Requirement: Look through the material beneath and copy each line with the word "this".

Available data:

++++

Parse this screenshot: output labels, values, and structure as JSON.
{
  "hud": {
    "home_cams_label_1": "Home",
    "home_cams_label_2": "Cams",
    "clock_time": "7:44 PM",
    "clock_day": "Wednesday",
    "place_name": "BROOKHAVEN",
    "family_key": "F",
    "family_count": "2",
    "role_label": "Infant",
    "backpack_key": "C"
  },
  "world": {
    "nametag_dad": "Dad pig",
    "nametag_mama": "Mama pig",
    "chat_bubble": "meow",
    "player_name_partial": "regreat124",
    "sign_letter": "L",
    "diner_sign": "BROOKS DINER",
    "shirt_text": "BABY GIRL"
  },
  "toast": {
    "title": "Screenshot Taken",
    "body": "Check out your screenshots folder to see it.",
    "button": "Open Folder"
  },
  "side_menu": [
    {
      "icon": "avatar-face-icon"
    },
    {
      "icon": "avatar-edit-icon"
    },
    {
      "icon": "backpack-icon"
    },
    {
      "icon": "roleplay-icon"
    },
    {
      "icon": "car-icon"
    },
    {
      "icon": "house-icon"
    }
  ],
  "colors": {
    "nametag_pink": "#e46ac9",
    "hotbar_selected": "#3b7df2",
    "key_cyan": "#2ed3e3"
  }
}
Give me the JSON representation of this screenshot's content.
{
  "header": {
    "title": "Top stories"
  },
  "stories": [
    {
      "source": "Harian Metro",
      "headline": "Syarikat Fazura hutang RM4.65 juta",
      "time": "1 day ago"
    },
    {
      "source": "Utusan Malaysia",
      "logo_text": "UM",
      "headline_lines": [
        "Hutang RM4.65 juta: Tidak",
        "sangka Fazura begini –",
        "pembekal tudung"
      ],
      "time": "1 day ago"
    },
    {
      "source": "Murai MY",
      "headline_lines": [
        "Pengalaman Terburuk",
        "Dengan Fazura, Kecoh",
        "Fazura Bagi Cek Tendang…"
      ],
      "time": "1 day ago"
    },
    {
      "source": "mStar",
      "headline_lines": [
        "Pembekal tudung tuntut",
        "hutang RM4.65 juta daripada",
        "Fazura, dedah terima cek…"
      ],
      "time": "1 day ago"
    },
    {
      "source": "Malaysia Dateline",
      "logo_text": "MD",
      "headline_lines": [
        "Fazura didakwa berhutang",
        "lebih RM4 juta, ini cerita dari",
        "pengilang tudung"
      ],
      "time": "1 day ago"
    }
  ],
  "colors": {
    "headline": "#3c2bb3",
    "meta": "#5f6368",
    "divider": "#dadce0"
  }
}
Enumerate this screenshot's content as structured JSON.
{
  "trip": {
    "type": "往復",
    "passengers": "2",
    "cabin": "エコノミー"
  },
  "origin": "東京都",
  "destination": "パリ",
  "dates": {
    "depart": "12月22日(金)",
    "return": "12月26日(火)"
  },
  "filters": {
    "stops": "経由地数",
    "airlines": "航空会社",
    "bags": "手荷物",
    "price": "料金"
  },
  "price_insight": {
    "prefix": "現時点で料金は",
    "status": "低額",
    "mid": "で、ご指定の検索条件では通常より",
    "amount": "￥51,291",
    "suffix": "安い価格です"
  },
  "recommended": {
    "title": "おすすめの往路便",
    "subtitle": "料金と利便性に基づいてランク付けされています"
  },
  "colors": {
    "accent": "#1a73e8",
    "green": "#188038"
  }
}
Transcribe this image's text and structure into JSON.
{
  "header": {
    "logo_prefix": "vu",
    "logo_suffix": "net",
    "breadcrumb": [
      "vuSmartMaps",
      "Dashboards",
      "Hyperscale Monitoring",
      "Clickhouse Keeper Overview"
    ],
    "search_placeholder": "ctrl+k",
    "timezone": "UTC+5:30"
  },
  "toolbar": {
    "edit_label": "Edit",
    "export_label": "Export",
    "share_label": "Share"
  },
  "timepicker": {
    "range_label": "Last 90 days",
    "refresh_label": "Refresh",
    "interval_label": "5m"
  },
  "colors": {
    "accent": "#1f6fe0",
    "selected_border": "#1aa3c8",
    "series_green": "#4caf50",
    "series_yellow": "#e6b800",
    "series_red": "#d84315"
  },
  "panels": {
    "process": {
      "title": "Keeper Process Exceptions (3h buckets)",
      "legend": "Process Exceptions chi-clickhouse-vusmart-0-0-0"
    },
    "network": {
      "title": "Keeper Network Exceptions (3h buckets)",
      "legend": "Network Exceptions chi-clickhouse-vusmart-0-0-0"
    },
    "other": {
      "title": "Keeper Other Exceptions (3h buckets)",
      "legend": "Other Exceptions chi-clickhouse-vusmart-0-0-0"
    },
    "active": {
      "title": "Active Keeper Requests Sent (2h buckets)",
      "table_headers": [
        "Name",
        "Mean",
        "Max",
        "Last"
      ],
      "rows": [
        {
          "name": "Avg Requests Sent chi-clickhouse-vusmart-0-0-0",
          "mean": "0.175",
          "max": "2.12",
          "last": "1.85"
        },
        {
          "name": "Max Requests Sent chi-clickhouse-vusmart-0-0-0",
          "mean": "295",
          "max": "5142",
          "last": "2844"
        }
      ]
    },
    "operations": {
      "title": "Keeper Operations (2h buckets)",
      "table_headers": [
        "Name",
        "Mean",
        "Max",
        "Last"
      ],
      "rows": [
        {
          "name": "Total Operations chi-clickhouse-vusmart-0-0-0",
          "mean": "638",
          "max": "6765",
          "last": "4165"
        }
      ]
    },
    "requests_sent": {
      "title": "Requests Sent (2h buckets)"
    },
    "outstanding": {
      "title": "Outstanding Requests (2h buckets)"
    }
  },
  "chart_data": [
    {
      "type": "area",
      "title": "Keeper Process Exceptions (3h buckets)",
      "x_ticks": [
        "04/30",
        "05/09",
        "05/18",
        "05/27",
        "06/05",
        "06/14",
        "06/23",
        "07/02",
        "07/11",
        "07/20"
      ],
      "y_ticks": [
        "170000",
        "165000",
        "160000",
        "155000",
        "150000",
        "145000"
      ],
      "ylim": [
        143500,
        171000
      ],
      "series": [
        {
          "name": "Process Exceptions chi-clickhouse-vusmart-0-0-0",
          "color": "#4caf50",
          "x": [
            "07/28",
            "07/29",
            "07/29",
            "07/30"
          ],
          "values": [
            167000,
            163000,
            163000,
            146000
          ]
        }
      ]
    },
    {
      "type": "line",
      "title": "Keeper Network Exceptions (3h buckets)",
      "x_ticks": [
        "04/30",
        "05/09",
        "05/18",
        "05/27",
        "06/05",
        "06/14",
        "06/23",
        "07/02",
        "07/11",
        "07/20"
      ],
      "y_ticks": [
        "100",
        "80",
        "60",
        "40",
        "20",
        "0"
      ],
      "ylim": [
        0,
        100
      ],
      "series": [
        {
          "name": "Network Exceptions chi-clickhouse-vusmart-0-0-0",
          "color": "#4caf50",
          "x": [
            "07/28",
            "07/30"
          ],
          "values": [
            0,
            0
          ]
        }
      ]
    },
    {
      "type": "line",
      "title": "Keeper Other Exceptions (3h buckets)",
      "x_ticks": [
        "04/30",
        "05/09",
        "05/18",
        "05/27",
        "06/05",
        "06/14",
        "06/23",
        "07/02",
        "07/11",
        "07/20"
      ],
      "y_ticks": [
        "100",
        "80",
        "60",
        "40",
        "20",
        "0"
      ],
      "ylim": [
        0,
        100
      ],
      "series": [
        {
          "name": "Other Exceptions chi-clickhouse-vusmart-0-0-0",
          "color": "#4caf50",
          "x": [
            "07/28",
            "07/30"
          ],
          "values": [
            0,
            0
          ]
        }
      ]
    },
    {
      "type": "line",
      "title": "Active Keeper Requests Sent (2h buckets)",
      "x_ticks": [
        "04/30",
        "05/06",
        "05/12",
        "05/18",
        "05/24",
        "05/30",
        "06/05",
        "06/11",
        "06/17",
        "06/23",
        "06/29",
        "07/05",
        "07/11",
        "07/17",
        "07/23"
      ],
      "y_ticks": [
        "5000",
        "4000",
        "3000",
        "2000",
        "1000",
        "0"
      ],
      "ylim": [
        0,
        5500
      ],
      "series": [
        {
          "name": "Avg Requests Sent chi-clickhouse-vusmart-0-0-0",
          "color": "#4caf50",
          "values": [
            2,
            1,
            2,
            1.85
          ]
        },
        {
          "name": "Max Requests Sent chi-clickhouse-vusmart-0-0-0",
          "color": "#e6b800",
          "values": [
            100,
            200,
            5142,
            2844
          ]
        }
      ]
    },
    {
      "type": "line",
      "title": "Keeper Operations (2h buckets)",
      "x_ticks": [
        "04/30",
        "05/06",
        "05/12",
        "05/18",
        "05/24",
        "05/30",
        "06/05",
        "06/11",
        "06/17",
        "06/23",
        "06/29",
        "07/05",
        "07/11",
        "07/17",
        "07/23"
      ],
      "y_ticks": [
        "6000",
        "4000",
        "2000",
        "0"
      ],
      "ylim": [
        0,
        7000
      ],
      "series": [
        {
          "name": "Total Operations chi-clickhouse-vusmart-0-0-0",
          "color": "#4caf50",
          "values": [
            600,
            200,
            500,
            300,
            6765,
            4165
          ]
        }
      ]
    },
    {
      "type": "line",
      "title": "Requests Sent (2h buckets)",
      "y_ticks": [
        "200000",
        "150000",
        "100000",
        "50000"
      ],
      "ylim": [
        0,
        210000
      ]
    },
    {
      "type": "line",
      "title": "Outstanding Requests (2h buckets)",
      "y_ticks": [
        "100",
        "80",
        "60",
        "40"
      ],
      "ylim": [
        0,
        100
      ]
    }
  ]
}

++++

Result:
Parse this screenshot: output labels, values, and structure as JSON.
Give me the JSON representation of this screenshot's content.
Enumerate this screenshot's content as structured JSON.
Transcribe this image's text and structure into JSON.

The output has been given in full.